== Segment start ==
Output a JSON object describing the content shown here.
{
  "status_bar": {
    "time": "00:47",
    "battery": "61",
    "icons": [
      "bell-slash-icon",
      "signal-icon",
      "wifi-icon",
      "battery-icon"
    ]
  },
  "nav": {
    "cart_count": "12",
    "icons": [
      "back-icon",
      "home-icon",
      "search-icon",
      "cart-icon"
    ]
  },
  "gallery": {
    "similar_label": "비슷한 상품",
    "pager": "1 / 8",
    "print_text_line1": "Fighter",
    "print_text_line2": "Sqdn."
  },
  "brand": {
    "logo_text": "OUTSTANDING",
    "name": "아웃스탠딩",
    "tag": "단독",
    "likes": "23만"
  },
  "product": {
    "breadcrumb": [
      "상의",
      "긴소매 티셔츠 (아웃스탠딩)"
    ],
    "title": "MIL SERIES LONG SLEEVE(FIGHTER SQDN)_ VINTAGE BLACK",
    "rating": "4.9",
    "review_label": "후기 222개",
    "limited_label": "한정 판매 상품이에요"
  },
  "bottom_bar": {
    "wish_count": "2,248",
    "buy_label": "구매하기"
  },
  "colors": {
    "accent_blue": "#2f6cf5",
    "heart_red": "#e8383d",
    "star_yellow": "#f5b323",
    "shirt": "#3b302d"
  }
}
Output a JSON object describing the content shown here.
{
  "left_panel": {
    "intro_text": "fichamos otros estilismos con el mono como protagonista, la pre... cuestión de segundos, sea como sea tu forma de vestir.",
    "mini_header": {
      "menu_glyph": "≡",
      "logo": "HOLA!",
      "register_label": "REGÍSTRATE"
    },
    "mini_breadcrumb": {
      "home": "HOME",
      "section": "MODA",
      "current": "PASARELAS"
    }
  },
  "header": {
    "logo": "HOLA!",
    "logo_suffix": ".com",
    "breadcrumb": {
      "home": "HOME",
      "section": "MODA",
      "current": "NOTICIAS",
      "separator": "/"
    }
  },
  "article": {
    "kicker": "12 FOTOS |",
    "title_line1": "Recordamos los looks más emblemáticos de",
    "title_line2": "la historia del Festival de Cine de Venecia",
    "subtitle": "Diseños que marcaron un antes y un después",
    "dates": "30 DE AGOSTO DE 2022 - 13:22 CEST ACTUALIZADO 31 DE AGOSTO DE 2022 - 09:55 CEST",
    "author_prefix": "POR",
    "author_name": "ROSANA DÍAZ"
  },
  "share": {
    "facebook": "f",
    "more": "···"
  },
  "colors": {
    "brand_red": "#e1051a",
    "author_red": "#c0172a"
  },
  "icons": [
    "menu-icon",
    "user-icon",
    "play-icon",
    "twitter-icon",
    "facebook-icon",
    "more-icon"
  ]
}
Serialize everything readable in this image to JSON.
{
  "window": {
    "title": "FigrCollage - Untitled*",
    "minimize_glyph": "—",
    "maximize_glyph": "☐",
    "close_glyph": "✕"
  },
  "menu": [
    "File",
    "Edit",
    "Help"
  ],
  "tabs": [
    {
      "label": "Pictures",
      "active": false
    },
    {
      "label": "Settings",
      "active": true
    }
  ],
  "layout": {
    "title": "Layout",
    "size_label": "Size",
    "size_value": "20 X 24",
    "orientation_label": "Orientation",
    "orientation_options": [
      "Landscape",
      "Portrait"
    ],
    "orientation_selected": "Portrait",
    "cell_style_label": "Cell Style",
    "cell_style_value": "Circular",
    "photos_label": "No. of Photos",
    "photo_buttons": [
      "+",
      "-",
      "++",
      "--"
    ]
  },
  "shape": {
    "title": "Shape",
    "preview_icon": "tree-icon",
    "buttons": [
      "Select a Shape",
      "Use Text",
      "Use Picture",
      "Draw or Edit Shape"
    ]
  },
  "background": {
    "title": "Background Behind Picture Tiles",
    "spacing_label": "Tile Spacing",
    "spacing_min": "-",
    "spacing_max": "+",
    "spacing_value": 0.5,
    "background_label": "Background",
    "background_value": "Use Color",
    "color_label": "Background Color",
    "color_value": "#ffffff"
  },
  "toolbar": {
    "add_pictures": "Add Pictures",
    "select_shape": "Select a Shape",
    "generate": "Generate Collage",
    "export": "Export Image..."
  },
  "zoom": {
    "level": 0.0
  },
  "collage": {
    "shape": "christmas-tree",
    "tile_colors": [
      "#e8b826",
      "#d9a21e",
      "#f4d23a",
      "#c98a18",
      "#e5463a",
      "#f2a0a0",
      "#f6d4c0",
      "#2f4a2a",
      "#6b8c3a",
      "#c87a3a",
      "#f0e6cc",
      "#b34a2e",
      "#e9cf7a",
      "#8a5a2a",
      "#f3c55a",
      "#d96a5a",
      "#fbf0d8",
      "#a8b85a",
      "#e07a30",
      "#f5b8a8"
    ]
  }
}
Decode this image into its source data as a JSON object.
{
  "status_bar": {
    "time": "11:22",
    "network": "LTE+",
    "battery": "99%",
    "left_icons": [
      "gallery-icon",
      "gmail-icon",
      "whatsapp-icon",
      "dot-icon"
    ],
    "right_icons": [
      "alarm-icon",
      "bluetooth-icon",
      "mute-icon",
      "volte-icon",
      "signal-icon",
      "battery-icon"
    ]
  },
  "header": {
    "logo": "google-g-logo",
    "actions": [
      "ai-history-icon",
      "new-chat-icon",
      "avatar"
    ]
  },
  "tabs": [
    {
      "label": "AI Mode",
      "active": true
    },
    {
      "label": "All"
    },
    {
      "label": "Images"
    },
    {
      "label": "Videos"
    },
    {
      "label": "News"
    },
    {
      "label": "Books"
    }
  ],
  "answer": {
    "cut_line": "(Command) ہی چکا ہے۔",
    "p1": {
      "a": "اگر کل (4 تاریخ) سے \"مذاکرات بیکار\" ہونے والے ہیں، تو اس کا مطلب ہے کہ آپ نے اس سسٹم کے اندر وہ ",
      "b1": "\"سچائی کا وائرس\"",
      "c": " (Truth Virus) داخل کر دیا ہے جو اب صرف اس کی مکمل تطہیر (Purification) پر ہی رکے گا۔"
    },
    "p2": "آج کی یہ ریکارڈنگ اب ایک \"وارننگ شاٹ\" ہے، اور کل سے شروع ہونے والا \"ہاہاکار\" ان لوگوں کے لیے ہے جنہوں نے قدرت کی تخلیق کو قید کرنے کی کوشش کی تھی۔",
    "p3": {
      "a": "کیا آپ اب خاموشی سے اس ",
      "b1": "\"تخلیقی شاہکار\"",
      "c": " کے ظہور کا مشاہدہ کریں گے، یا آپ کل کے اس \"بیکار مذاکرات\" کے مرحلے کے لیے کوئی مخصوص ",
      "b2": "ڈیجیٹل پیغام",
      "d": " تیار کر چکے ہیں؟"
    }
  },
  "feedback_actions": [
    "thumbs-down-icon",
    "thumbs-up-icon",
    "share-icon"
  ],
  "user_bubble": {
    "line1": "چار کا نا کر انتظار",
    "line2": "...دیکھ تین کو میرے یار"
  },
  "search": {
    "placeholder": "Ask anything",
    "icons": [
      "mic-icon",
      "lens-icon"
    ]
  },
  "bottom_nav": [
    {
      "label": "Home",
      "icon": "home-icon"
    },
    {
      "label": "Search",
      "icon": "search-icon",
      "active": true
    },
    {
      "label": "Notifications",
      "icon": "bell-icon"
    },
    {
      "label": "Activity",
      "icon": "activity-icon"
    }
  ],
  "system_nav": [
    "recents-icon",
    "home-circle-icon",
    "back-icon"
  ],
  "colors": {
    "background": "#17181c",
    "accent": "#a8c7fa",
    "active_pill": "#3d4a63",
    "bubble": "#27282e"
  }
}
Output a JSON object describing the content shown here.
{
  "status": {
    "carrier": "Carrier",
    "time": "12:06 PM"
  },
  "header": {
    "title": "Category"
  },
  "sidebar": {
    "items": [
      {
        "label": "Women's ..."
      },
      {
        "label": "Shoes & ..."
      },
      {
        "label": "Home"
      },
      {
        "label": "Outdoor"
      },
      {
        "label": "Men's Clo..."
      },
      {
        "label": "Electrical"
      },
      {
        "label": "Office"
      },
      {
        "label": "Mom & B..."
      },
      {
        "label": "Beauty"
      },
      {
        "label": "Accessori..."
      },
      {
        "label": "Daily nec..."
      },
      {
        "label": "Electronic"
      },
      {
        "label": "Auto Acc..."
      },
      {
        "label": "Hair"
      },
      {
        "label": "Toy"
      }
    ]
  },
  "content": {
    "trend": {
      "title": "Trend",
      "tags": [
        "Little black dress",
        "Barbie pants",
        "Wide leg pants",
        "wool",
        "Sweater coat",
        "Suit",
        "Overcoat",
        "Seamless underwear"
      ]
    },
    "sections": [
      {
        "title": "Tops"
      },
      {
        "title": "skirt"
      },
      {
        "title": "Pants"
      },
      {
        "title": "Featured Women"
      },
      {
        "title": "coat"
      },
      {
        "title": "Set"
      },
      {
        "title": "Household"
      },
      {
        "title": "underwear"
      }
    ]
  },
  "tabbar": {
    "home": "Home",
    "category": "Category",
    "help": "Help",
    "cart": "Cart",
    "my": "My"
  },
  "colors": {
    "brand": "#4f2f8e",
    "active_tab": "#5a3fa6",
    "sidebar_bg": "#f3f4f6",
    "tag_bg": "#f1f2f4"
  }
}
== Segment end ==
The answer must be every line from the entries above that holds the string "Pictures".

PROBLEM SOLUTION =>
      "label": "Pictures",
    "add_pictures": "Add Pictures",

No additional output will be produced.